23.March.2012: The San Francisco International Film Festival will present its annual Mel Novikoff Award to Pierre Rissient on April 28. From the SFFS press release: “Rissient is revered by filmmakers of all ages around the world, from Clint Eastwood, who frequently shows him the rough cut of his work, to Werner Herzog, who calls him ‘the yeast in the dough,’ to Quentin Tarantino, who dubs him ‘a samurai warrior’ because he has devoted his life to supporting filmmakers from around the globe.” Rissient had a major hand in the revival of certain key auteurs that helped to precipitate the French New Wave, so it’s appropriate that SFFS will be screening Fritz Lang’s 1950 film House by the River in his honor. Catch up with many of Lang’s films, including his similarly noirish Scarlet Street, on Fandor.
After describing Abel Ferrara’s King of New York and Bad Lieutenant as “cinematic touchstones of a basic (but not primitive) emotional/cinematic expressiveness,” MSN critic Glenn Kenny demurs about the New York director’s recent work, shrugging off his apocalypse scenario 4:44 Last Day on Earth: “It’s not an entirely original observation to speculate that, faced with not just their own doom but the extinction of their race, people will act in the same self-interested and petty ways that they do in everyday life, in which they’re assuring themselves that they in fact do have a future. This is pretty standard not-with-a-bang-but-with-a-whimper-punctuated-by-an-occasional-blowup stuff.” But MUBI Notebook’s Otie Wheeler had a very different sense of Ferrara’s new film, which opens this weekend in New York and Los Angeles: “In his latest picture…everything is at stake. The ozone layer has been depleted and everyone knows the precise date and time when the earth is going to explode, but the end of the world functions less as subject and more as a conceit used to ratchet up the intensity of the film to something all-consuming; bodies and faces fill the frame like they did in silent film, and the tragedy of the finale brings with it a feeling of transcendence I haven’t experienced in cinema since Mauvais Sang. It’s Ferrara’s best film, I thought, after a single viewing.” Brandon Harris talks with Ferrara for The Playlist about intimations of the end times and his next project on the Dominique Strauss-Kahn affair. Ferrara tells him, “The danger for me is in the person struggle. The stuff from the heart. That’s when you’re really risking it all. That’s when you’re traveling 90 miles an hour down a dirt road firing gun shots. I know people appreciate that kind of filmmaking.”

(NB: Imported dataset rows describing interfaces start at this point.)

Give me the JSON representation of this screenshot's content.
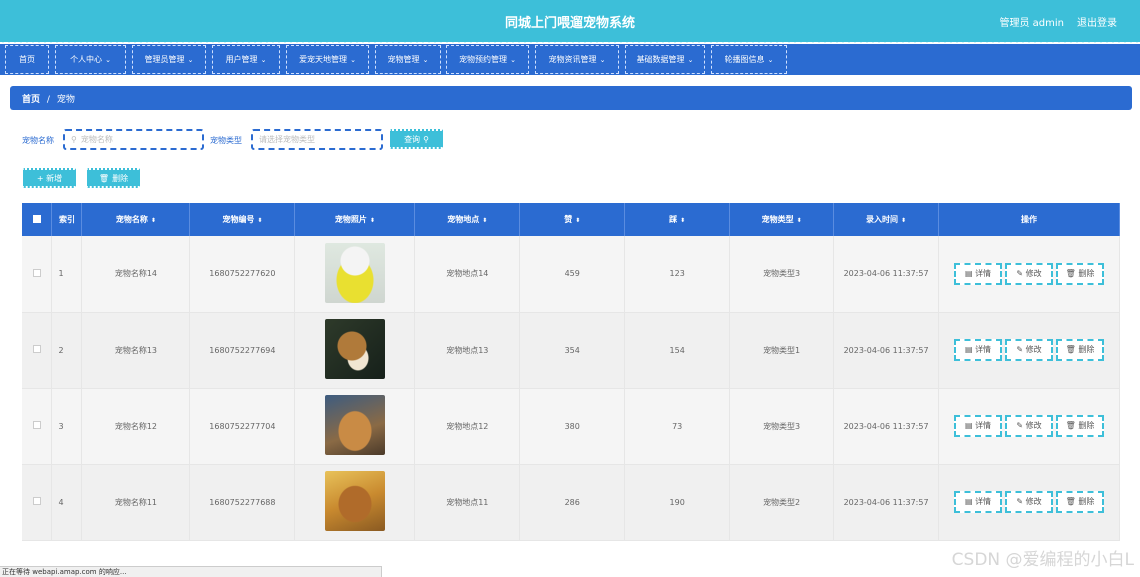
{
  "header": {
    "title": "同城上门喂遛宠物系统",
    "admin": "管理员 admin",
    "logout": "退出登录"
  },
  "nav": [
    {
      "label": "首页",
      "chev": false
    },
    {
      "label": "个人中心",
      "chev": true
    },
    {
      "label": "管理员管理",
      "chev": true
    },
    {
      "label": "用户管理",
      "chev": true
    },
    {
      "label": "爱宠天地管理",
      "chev": true
    },
    {
      "label": "宠物管理",
      "chev": true
    },
    {
      "label": "宠物预约管理",
      "chev": true
    },
    {
      "label": "宠物资讯管理",
      "chev": true
    },
    {
      "label": "基础数据管理",
      "chev": true
    },
    {
      "label": "轮播图信息",
      "chev": true
    }
  ],
  "breadcrumb": {
    "home": "首页",
    "sep": "/",
    "current": "宠物"
  },
  "search": {
    "name_label": "宠物名称",
    "name_placeholder": "宠物名称",
    "type_label": "宠物类型",
    "type_placeholder": "请选择宠物类型",
    "query": "查询"
  },
  "actions": {
    "add": "+ 新增",
    "delete": "删除"
  },
  "table": {
    "headers": [
      "索引",
      "宠物名称",
      "宠物编号",
      "宠物照片",
      "宠物地点",
      "赞",
      "踩",
      "宠物类型",
      "录入时间",
      "操作"
    ],
    "rows": [
      {
        "index": "1",
        "name": "宠物名称14",
        "code": "1680752277620",
        "place": "宠物地点14",
        "like": "459",
        "dislike": "123",
        "type": "宠物类型3",
        "time": "2023-04-06 11:37:57",
        "photo": "white-dog-yellow-shirt"
      },
      {
        "index": "2",
        "name": "宠物名称13",
        "code": "1680752277694",
        "place": "宠物地点13",
        "like": "354",
        "dislike": "154",
        "type": "宠物类型1",
        "time": "2023-04-06 11:37:57",
        "photo": "collie-dog"
      },
      {
        "index": "3",
        "name": "宠物名称12",
        "code": "1680752277704",
        "place": "宠物地点12",
        "like": "380",
        "dislike": "73",
        "type": "宠物类型3",
        "time": "2023-04-06 11:37:57",
        "photo": "dog-blue-flowers"
      },
      {
        "index": "4",
        "name": "宠物名称11",
        "code": "1680752277688",
        "place": "宠物地点11",
        "like": "286",
        "dislike": "190",
        "type": "宠物类型2",
        "time": "2023-04-06 11:37:57",
        "photo": "dog-autumn-leaves"
      }
    ],
    "ops": {
      "detail": "详情",
      "edit": "修改",
      "del": "删除"
    }
  },
  "status_bar": "正在等待 webapi.amap.com 的响应...",
  "watermark": "CSDN @爱编程的小白L",
  "colors": {
    "teal": "#3dbfd9",
    "blue": "#2b6bd1"
  }
}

One of Fandor’s four new featured films of the week is similarly apocalyptic, though the global pandemic has already hit as The Dead Outside‘s psychological drama unfolds. Also featured this week is Mark Rappaport’s collage biography, Rock Hudson’s Home Movies, which critic Jonathan Rosenbaum described as “a new form of film criticism”; Susanne Ullerich’s documentary about a Berlin restaurant at the edge of East and West Germany, Michendorf; and finally A Trip Down Market Street, a San Francisco panorama shot just before the 1906 earthquake and still a wonder.